Of course the Little Englanders likely to take the helm may choose a velvet divorce. However, given their desire for the return of the Glories of Britannia that’s improbable. They’re as likely to wish to see Caledonia depart, as cede Gibraltar to Spain, even though that territory voted even more overwhelmingly In.

Ticking the legal boxes

Practically, there’s the obstacle of obtaining a legal and binding referendum. The past vote was based on the Edinburgh Agreement and legislation in Westminster and Holyrood. The First Minister has indicated the democratic arguments of the rights of the Scots. However, that’s unlikely to hold much sway. A right-wing centralist Spanish government has been willing to face down demands for autonomy in Catalonia. Would the newly-emboldened Great Britain be any different?

There are no doubt ways in which democratic public support can be sought. The Scottish Government may win backing in Holyrood from the Greens. However, consent for such action would need to be obtained from the Presiding Officer and the Lord Advocate, both of whom have a key role in legislation. These office holders have changed since the first referendum, where they were both more sympathetic and the legal basis clearer. 

Getting the EU on side

The political hurdles are, also, greater this time than before. Previously the arguments were over how and when Scotland could join the EU, although all accepted ultimately she could remain or become a member. This time the demand is that Scotland should remain and the rest of the UK can depart. But will that be possible? The political earthquake that erupted south of the Border has set tectonic plates shifting, not just in the British isles but across the European continent. The fear that a Brexit would empower dark forces in the EU may come to pass. Will the EU that the UK is about to leave be there for an independent Scotland to join? We cannot know, whatever European Commission President Jean-Claude Juncker may be saying at the moment. The First Minister is right to start engaging with Europe directly. But events such as elections in France and the Netherlands are outwith her control. 

Moreover, currency was the Achilles heel in the last referendum, and hasn’t yet been addressed. George Osborne was adamant in his rejection of a currency union. The options this time round, whether a separate Scottish currency or joining the euro, have yet to be properly explored. A worsened financial situation in the 27 remaining EU members hampers the latter and the former remains politically problematic. 

The problem of borders

Geography is also an obstacle  that will be even harder to address now than before. Scotland can change its constitution, but it cannot alter its location on a shared island. In 2014, the independence argument was simply about changing the political union. Other unions, whether monarchy or social, would remain untouched. The island would remain seamless, without border posts. An independent Scotland, whether in or out of the EU, would almost certainly have to face these issues. That is a significant change from before, and the effect on public opinion unknown.

The risk that's worth it
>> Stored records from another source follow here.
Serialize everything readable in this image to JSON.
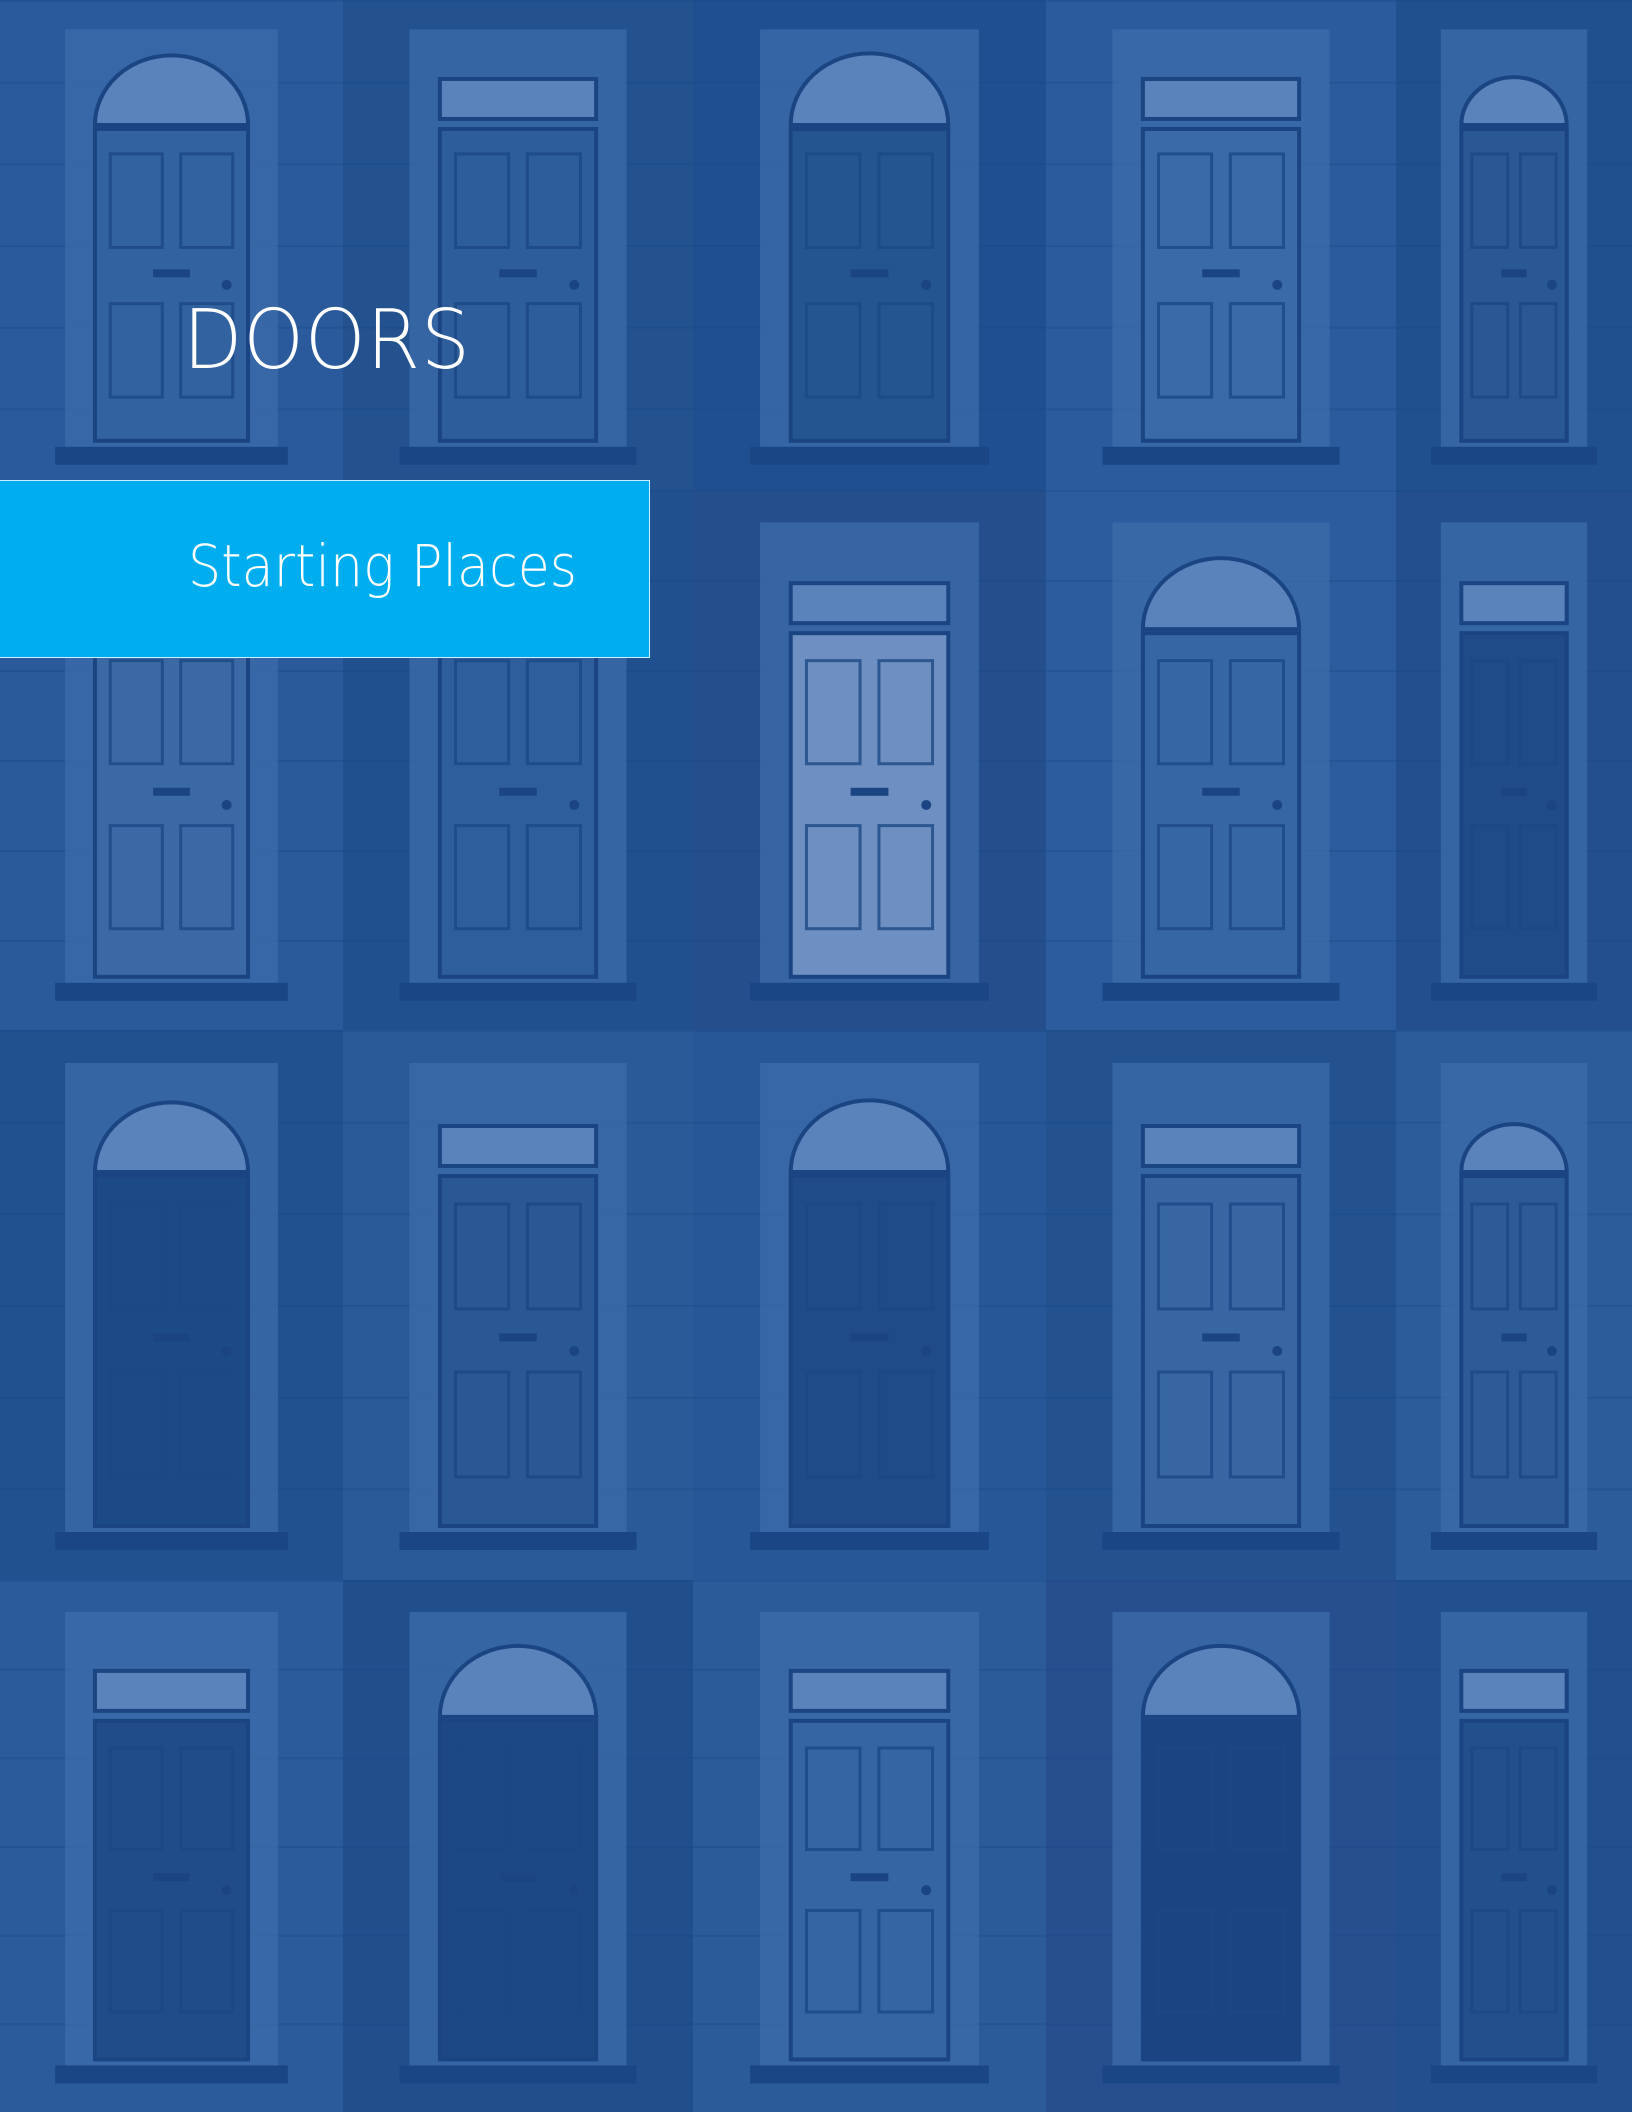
{
  "cover": {
    "title": "DOORS",
    "subtitle": "Starting Places"
  },
  "colors": {
    "background": "#1d4e92",
    "accent_band": "#00aeef",
    "text": "#ffffff"
  },
  "image": {
    "subject": "collage of front doors",
    "rows": 4,
    "columns": 5
  }
}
Ultimately, the bar for a Yes vote may be higher, but the Scots may still be prepared to jump it. As with Ireland in 1920, facing any risk may be better than remaining in the British realm. Boris Johnson as Prime Minister would certainly encourage that. 

David Cameron's lack of sensitivity after the independence referendum fuelled the Scottish National Party surge. But perhaps this time, the new Government will be magnanimous towards Scotland and move to federalism. The Nordic Union offers an example to be explored. Left-wing commentators have called for a progressive alliance to remove the Tories and offer a multi-option referendum on Scotland’s constitution. But that is dependent on SNP and Labour being prepared to work together, and win the debate in England and Wales.
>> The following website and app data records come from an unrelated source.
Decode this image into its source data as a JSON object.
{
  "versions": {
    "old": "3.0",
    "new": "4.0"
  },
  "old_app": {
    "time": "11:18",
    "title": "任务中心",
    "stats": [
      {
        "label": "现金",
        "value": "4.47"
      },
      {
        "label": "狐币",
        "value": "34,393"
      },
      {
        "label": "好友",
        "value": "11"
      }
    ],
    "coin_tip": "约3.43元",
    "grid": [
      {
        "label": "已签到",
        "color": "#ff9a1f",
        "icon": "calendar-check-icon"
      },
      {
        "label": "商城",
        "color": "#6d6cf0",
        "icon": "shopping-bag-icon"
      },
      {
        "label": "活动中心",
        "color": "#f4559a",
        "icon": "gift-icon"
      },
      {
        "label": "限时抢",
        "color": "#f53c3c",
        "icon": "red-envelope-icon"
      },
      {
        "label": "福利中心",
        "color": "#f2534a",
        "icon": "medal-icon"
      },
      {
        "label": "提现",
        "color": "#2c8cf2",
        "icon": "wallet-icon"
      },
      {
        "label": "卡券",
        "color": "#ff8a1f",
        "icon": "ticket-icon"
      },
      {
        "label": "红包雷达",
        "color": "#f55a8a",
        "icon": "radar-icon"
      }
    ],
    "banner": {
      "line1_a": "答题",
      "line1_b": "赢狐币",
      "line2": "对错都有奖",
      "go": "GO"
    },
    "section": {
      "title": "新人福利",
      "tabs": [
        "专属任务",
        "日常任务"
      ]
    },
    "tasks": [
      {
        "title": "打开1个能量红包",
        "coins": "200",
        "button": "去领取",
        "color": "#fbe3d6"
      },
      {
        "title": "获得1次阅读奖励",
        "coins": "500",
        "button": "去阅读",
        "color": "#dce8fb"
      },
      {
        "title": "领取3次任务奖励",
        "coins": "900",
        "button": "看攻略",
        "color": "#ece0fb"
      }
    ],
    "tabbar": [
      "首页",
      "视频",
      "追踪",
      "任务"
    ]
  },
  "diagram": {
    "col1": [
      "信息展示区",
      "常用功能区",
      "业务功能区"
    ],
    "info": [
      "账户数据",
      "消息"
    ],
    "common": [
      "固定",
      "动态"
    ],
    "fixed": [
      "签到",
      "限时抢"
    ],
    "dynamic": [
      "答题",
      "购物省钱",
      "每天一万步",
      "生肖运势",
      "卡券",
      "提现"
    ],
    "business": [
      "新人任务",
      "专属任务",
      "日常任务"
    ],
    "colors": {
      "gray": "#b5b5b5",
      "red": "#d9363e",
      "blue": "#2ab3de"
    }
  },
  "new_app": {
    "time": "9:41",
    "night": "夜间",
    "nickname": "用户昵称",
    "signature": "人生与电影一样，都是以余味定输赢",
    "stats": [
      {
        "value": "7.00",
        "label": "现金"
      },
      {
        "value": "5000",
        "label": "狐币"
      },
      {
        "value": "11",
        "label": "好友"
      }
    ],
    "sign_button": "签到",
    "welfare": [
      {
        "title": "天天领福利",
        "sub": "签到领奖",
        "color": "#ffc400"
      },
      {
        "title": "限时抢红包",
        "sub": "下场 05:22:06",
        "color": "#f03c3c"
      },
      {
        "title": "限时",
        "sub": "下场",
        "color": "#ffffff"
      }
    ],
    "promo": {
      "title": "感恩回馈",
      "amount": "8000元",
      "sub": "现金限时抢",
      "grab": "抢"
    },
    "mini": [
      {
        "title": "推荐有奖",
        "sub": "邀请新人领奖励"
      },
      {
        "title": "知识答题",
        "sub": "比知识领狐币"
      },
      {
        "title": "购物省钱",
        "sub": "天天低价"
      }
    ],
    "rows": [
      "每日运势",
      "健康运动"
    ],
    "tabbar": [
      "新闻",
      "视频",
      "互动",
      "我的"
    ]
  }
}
So, Indy Ref The Sequel is on the table. It won’t be the same as the first, and it will be more challenging. But, if there is no plausible alternative, Scots may consider it the only option.

Kenny MacAskill served as a Scottish National MSP between 2007 and 2016, and as Cabinet Secretary for Justice between 2007 and 2014.